App and web page records
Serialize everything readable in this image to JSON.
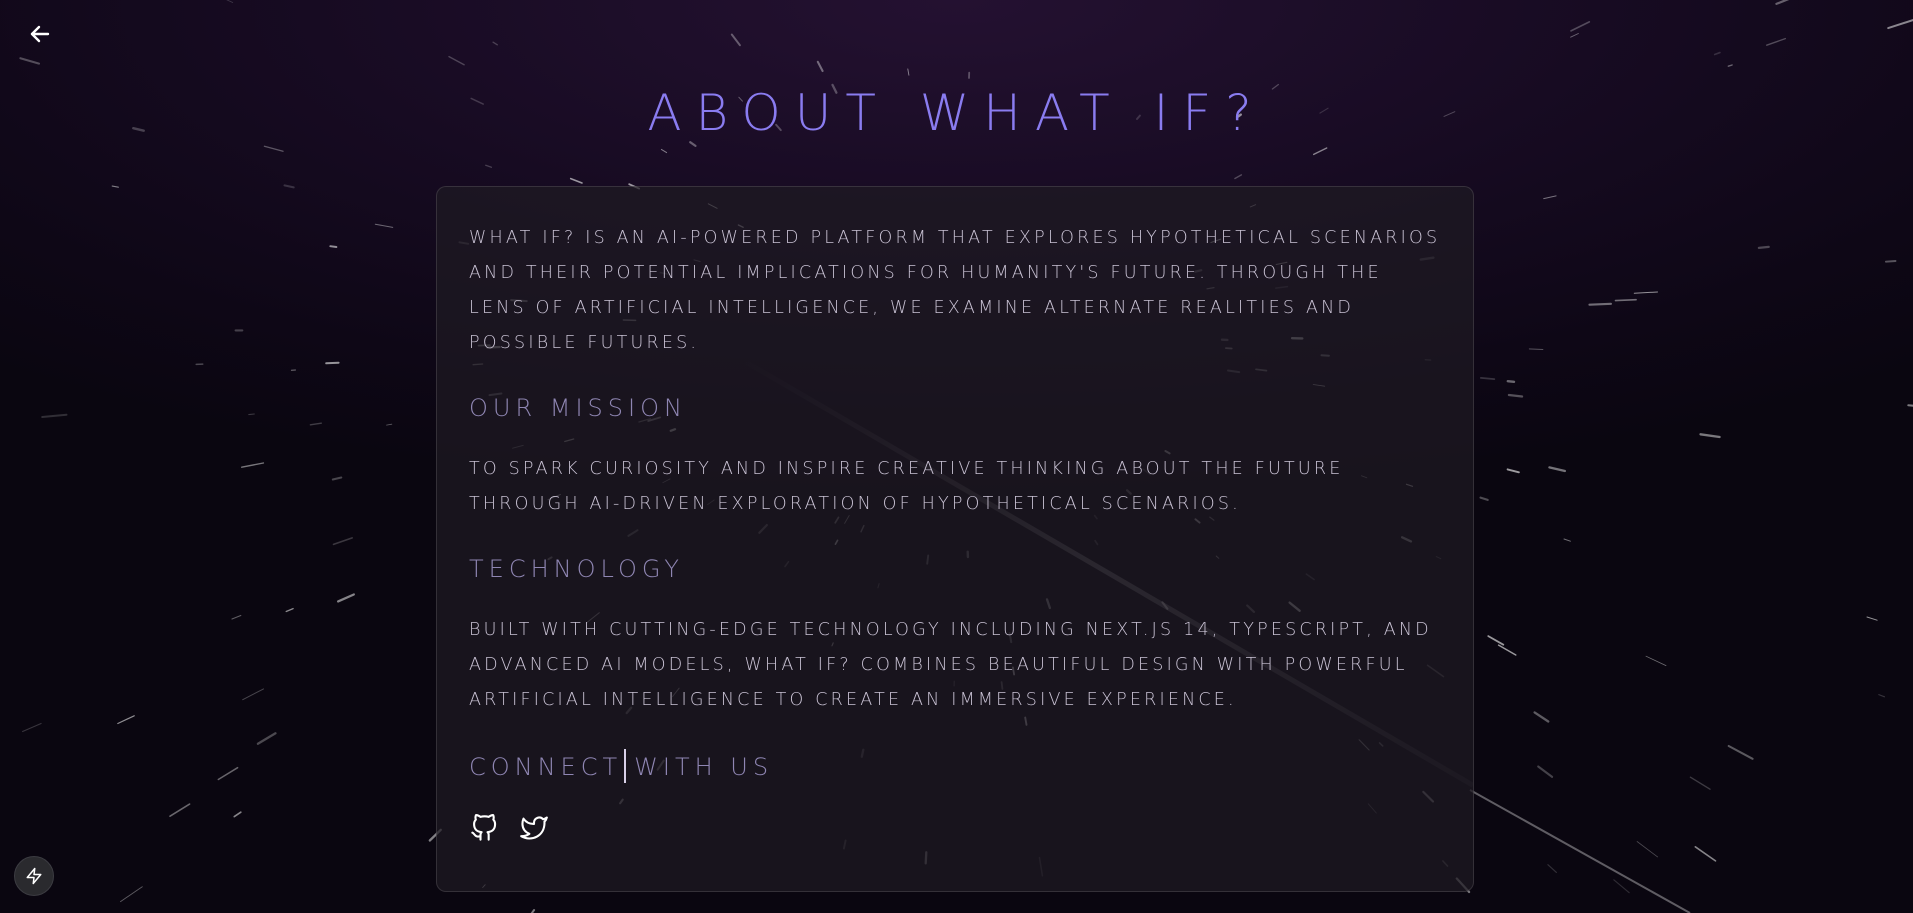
{
  "header": {
    "back_icon": "arrow-left-icon",
    "title": "ABOUT WHAT IF?"
  },
  "card": {
    "intro": "WHAT IF? IS AN AI-POWERED PLATFORM THAT EXPLORES HYPOTHETICAL SCENARIOS AND THEIR POTENTIAL IMPLICATIONS FOR HUMANITY'S FUTURE. THROUGH THE LENS OF ARTIFICIAL INTELLIGENCE, WE EXAMINE ALTERNATE REALITIES AND POSSIBLE FUTURES.",
    "mission_heading": "OUR MISSION",
    "mission_text": "TO SPARK CURIOSITY AND INSPIRE CREATIVE THINKING ABOUT THE FUTURE THROUGH AI-DRIVEN EXPLORATION OF HYPOTHETICAL SCENARIOS.",
    "technology_heading": "TECHNOLOGY",
    "technology_text": "BUILT WITH CUTTING-EDGE TECHNOLOGY INCLUDING NEXT.JS 14, TYPESCRIPT, AND ADVANCED AI MODELS, WHAT IF? COMBINES BEAUTIFUL DESIGN WITH POWERFUL ARTIFICIAL INTELLIGENCE TO CREATE AN IMMERSIVE EXPERIENCE.",
    "connect_heading_part1": "CONNECT",
    "connect_heading_part2": "WITH US",
    "social": [
      {
        "icon": "github-icon"
      },
      {
        "icon": "twitter-icon"
      }
    ]
  },
  "fab": {
    "icon": "lightning-bolt-icon"
  },
  "colors": {
    "title": "#8a7cf0",
    "heading": "#8f86b3",
    "body_text": "#c9c2d4",
    "background": "#170b22"
  }
}
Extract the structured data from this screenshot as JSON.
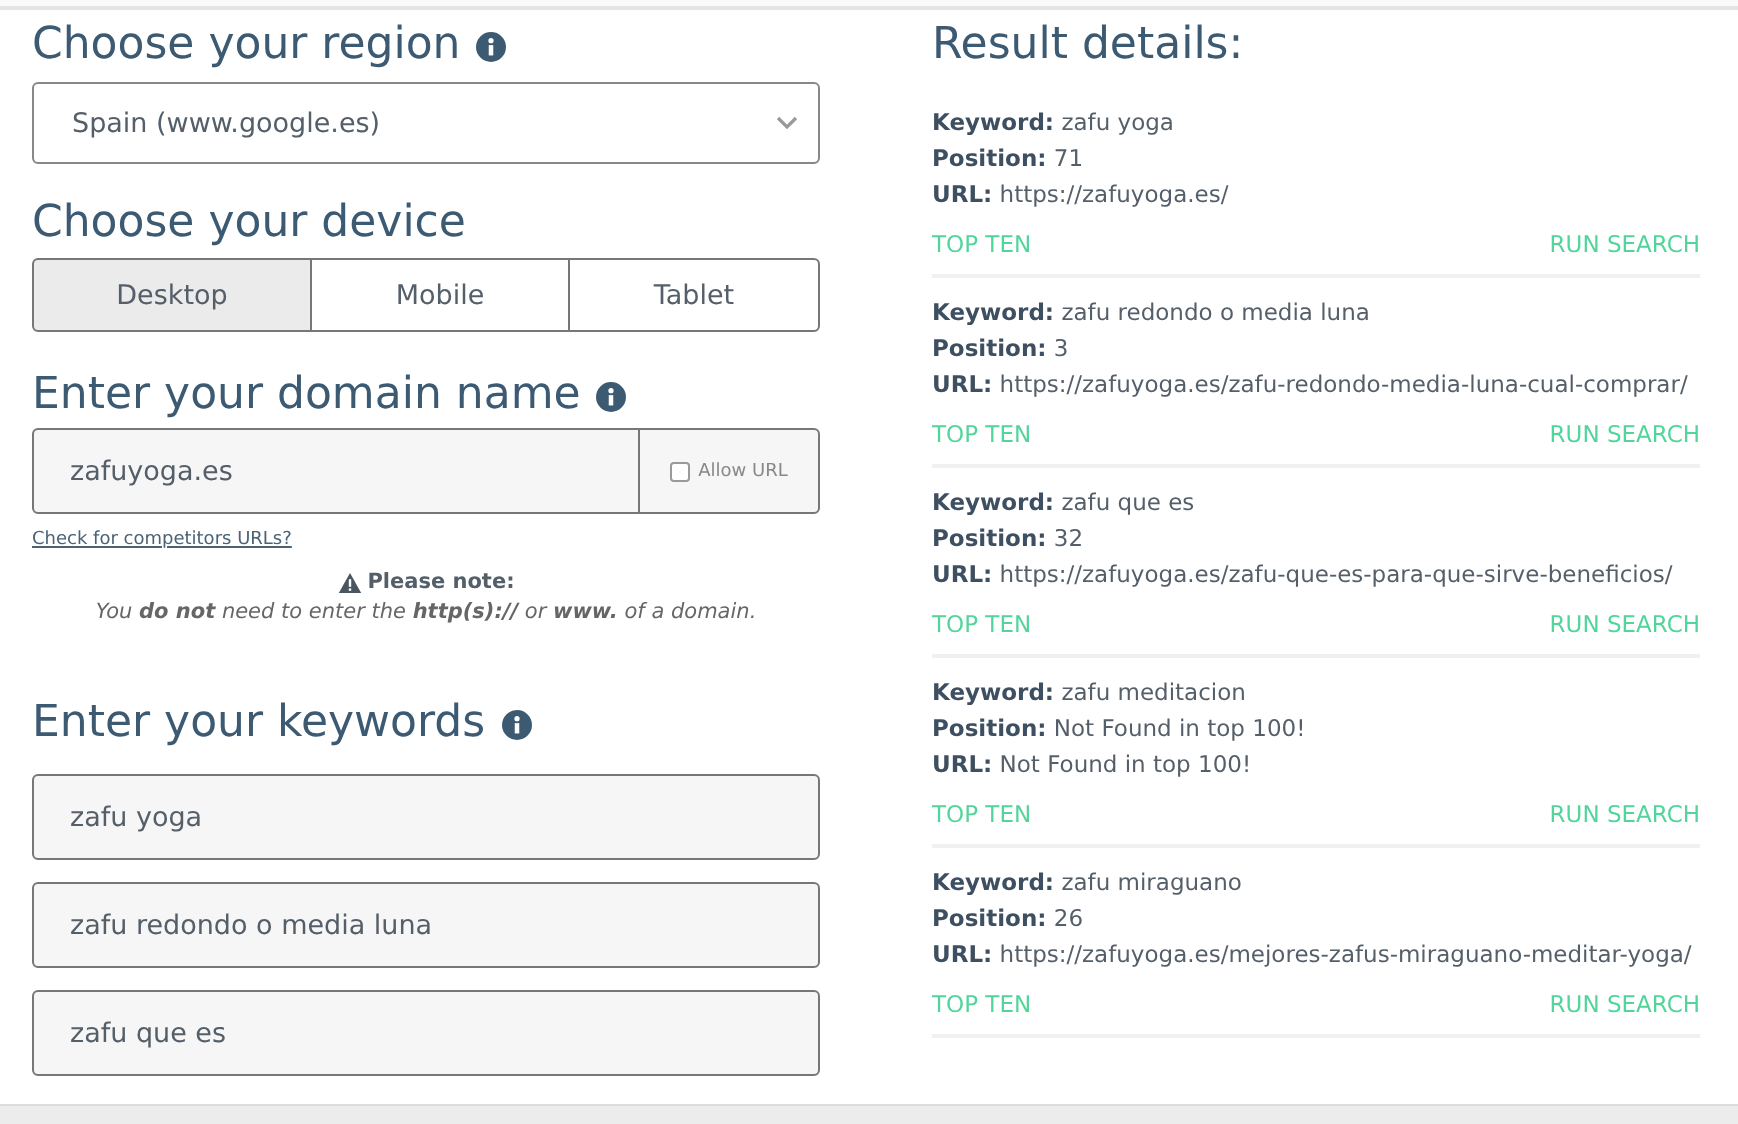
{
  "region": {
    "title": "Choose your region",
    "value": "Spain (www.google.es)"
  },
  "device": {
    "title": "Choose your device",
    "options": [
      {
        "label": "Desktop",
        "selected": true
      },
      {
        "label": "Mobile",
        "selected": false
      },
      {
        "label": "Tablet",
        "selected": false
      }
    ]
  },
  "domain": {
    "title": "Enter your domain name",
    "value": "zafuyoga.es",
    "allow_url": {
      "label": "Allow URL",
      "checked": false
    },
    "link": "Check for competitors URLs?",
    "note_title": "Please note:",
    "note": "You **do not** need to enter the **http(s)://** or **www.** of a domain."
  },
  "keywords": {
    "title": "Enter your keywords",
    "fields": [
      {
        "value": "zafu yoga"
      },
      {
        "value": "zafu redondo o media luna"
      },
      {
        "value": "zafu que es"
      }
    ]
  },
  "results": {
    "title": "Result details:",
    "items": [
      {
        "lines": [
          "**Keyword:** zafu yoga",
          "**Position:** 71",
          "**URL:** https://zafuyoga.es/"
        ],
        "actions": [
          "TOP TEN",
          "RUN SEARCH"
        ]
      },
      {
        "lines": [
          "**Keyword:** zafu redondo o media luna",
          "**Position:** 3",
          "**URL:** https://zafuyoga.es/zafu-redondo-media-luna-cual-comprar/"
        ],
        "actions": [
          "TOP TEN",
          "RUN SEARCH"
        ]
      },
      {
        "lines": [
          "**Keyword:** zafu que es",
          "**Position:** 32",
          "**URL:** https://zafuyoga.es/zafu-que-es-para-que-sirve-beneficios/"
        ],
        "actions": [
          "TOP TEN",
          "RUN SEARCH"
        ]
      },
      {
        "lines": [
          "**Keyword:** zafu meditacion",
          "**Position:** Not Found in top 100!",
          "**URL:** Not Found in top 100!"
        ],
        "actions": [
          "TOP TEN",
          "RUN SEARCH"
        ]
      },
      {
        "lines": [
          "**Keyword:** zafu miraguano",
          "**Position:** 26",
          "**URL:** https://zafuyoga.es/mejores-zafus-miraguano-meditar-yoga/"
        ],
        "actions": [
          "TOP TEN",
          "RUN SEARCH"
        ]
      }
    ]
  }
}
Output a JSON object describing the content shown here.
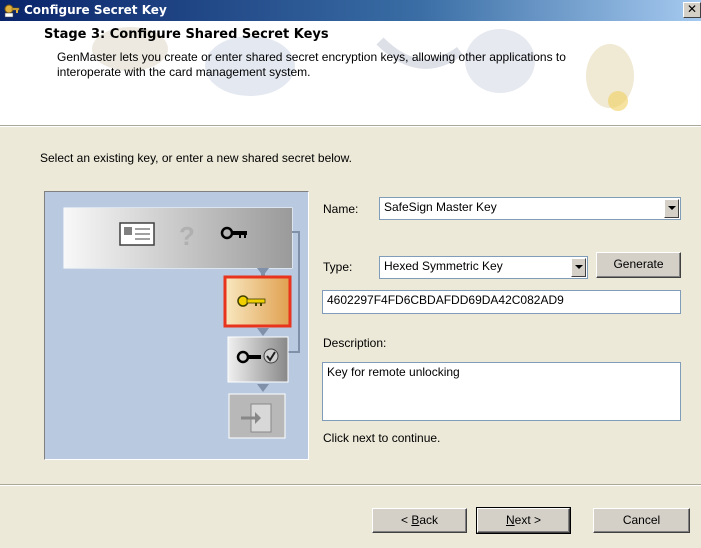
{
  "window": {
    "title": "Configure Secret Key",
    "close_glyph": "✕"
  },
  "header": {
    "title": "Stage 3: Configure Shared Secret Keys",
    "description_line1": "GenMaster lets you create or enter shared secret encryption keys, allowing other applications to",
    "description_line2": "interoperate with the card management system."
  },
  "instruction": "Select an existing key, or enter a new shared secret below.",
  "form": {
    "name_label": "Name:",
    "name_value": "SafeSign Master Key",
    "type_label": "Type:",
    "type_value": "Hexed Symmetric Key",
    "generate_label": "Generate",
    "key_value": "4602297F4FD6CBDAFDD69DA42C082AD9",
    "description_label": "Description:",
    "description_value": "Key for remote unlocking",
    "hint": "Click next to continue."
  },
  "buttons": {
    "back_prefix": "< ",
    "back_accel": "B",
    "back_rest": "ack",
    "next_accel": "N",
    "next_rest": "ext >",
    "cancel": "Cancel"
  },
  "colors": {
    "title_bar": "#0a246a",
    "dialog_bg": "#ece9d8",
    "panel_bg": "#b9cae0",
    "highlight_border": "#e8341c",
    "highlight_fill": "#f0b060"
  },
  "icons": {
    "window": "key-window-icon",
    "card": "id-card-icon",
    "question": "question-mark-icon",
    "key": "key-icon",
    "key_check": "key-check-icon",
    "exit": "door-exit-icon"
  }
}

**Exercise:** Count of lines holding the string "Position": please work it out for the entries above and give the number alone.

**Response to the task:** 5